Tourists still flock to see the building JFK was shot from but he’s not the only assassination victim to draw a crowd:
JFK Dallas, Texas
November 22, 2013 marks the 50th anniversary of the assassination of JFK. Visitors to Dallas can find out more about President John F Kennedy – and his untimely death – in a number of ways. The somewhat inappropriately named Big D Fun Tours’ JFK Assassination Tour takes in key locations, while The Sixth Floor Museum at Dealey Plaza is on the site of the former book depository from which Lee Harvey Oswald is believed to have fired the fatal shot. The 50 sq ft John F Kennedy Memorial, on Main, Elm and Market Streets, is also worth checking out.
Mahatma Gandhi, Gandhi Smriti, New Delhi
Gandhi Smriti is the Delhi museum dedicated to Mahatma Gandhi – it’s also where Gandhi was assassinated on January 30, 1948. The museum houses a number of artefacts associated with Gandhi’s life, and there are tours of the building, including the room where Gandhi lived. It’s also possible to visit the spot on which he was shot while taking his nightly walk. Eerie. The exact location is marked by a Martyr’s Column, with a trail of concrete footprints acting as a reminder of the leaders’ last steps.
John Lennon, New York City
John Lennon was shot dead by Mark Chapman at the Dakota, an apartment building on the north-west corner of Central Park, on December 8, 1980. The park’s 2.5-acre (1ha) Strawberry Fields memorial in New York comprises a circular mosaic bearing the title of his most famous song, Imagine. ‘I saw roses, candles, works of art and even a hand-made Lennon doll placed on the Imagine memorial,’ says Kris, founder of http://www.theyellowbrickroadtrip.blogspot.co.uk. ‘These impromptu memorials are common and often attended by famous musicians and admirers of Lennon.’ Other locations for Beatles fans include 105 Bank Street in the West Village and The Plaza Hotel, where the group stayed before their famous first appearance on the Ed Sullivan show.
Martin Luther King, Lorraine Motel, Memphis, Tennessee
Martin Luther King was assassinated by James Earl Ray, an escapee from Missouri State Penitentiary, on April 4, 1968. King was a regular at the Lorraine Motel – usually staying in room 306 – and it was while standing on the second-floor balcony that he was fatally shot. Visitors to Mulberry Street will now find the National Civil Rights Museum, a complex that incorporates not just a museum but several other important sites, including the Lorraine Motel and the Young and Morrow building on 422 Main Street, from which the fatal shot was thought to have been fired.
Julius Caesar, Theatre of Pompeii, Rome

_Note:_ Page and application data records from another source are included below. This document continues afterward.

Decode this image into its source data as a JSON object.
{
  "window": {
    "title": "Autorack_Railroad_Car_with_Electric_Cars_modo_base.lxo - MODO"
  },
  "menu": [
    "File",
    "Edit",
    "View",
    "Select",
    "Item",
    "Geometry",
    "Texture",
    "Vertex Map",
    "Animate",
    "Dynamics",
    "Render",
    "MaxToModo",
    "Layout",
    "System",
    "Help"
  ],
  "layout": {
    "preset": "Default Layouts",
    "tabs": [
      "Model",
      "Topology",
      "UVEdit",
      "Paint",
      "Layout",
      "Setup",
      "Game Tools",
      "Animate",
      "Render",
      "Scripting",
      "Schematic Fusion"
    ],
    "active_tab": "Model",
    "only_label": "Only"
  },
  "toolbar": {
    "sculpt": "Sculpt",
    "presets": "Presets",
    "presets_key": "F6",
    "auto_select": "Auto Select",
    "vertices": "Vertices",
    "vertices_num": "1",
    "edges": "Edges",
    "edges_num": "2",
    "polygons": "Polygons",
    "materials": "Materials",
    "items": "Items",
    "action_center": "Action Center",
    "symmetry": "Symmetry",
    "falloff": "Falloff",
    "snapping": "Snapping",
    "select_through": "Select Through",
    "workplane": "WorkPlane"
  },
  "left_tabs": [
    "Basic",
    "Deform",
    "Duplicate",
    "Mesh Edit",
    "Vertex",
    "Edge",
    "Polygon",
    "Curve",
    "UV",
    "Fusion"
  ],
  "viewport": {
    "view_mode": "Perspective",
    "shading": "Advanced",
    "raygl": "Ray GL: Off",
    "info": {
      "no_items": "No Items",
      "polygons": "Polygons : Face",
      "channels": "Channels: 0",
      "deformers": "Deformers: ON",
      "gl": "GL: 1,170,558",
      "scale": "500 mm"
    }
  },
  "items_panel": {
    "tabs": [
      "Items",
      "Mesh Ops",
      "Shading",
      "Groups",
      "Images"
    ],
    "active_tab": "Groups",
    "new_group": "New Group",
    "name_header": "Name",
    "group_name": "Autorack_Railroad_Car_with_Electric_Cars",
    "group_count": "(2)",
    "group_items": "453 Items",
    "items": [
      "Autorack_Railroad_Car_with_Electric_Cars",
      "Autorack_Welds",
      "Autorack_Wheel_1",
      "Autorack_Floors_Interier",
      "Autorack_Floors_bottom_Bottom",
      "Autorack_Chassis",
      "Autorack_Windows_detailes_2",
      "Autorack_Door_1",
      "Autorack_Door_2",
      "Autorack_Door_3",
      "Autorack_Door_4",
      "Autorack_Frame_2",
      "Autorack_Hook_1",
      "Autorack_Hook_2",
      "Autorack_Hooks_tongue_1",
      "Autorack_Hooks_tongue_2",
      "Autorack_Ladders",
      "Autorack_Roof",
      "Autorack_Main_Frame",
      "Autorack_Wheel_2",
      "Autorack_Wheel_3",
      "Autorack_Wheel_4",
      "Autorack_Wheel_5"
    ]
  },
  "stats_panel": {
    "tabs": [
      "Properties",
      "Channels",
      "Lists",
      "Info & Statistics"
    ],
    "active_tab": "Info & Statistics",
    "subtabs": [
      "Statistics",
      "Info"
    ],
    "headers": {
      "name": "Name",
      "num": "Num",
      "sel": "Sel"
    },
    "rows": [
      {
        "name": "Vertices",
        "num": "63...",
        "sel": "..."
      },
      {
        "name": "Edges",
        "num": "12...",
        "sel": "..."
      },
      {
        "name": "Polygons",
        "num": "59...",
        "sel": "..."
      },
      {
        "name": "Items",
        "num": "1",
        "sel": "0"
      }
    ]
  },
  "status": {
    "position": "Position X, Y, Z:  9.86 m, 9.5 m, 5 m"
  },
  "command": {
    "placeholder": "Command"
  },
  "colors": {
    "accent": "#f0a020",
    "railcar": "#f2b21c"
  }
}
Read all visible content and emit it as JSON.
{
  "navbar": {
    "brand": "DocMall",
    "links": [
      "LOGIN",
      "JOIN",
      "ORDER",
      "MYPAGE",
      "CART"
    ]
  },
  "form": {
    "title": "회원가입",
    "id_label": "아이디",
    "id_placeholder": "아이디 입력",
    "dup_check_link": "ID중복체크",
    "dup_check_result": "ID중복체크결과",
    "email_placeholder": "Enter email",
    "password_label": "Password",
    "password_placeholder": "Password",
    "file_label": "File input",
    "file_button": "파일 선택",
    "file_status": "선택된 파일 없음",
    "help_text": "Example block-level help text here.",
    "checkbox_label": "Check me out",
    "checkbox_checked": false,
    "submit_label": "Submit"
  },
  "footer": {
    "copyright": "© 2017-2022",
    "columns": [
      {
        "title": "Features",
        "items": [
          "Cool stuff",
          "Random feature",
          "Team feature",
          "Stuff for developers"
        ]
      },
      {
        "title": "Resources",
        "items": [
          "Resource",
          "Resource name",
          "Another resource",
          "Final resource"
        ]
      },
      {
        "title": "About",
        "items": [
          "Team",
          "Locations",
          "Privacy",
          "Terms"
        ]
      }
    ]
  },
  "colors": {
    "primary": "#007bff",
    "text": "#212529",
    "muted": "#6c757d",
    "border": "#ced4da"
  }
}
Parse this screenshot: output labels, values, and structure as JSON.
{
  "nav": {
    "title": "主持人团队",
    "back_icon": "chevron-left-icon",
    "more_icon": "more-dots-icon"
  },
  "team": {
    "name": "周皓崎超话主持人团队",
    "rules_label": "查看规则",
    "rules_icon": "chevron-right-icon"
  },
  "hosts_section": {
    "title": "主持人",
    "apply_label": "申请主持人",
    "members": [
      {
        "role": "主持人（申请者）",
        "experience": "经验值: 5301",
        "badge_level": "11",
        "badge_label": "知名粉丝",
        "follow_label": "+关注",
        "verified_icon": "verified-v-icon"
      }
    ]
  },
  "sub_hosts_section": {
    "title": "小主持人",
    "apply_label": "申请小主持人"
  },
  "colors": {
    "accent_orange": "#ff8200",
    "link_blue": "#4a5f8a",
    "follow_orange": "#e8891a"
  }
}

Julius Caesar was stabbed to death in March 44BC by 60 Roman senators who called themselves the Liberators. The attack took place at the Theatre of Pompeii, one of Rome’s first permanent theatres. Its largest intact remains can be found at the spectacular Renaissance Palazzo della Cancelleria in the heart of the city. However, some buildings were constructed on top of the theatre’s original curved foundations. For this reason, visitors to modern-day Rome will be able to spot several curved buildings and streets. The Palazzo della Cancelleria itself is widely regarded as one of the finest examples of Renaissance architecture.
Yitzhak Rabin, Rabin Square, Tel Aviv
Yitzhak Rabin was the fifth prime minister of Israel, serving two terms. His second term ended with his assassination in 1995. On November 4, Rabin had attended a political rally held in support of the Oslo Accords, a peace agreement which gave Palestinians more control over the West Bank and Gaza. The rally took place in Tel Aviv’s Kikar Malkhei Yisrael (Kings of Israel) Square: Rabin was about to get into his car when Yigal Amir, a right-wing extremist, fired three shots at him. Two bullets hit Rabin, who was rushed to hospital but later died on the operating table from blood loss. Many of Israel’s streets were subsequently named after Rabin, including the square in which he died. Rabin Square is now also home to a monument dedicated to Rabin.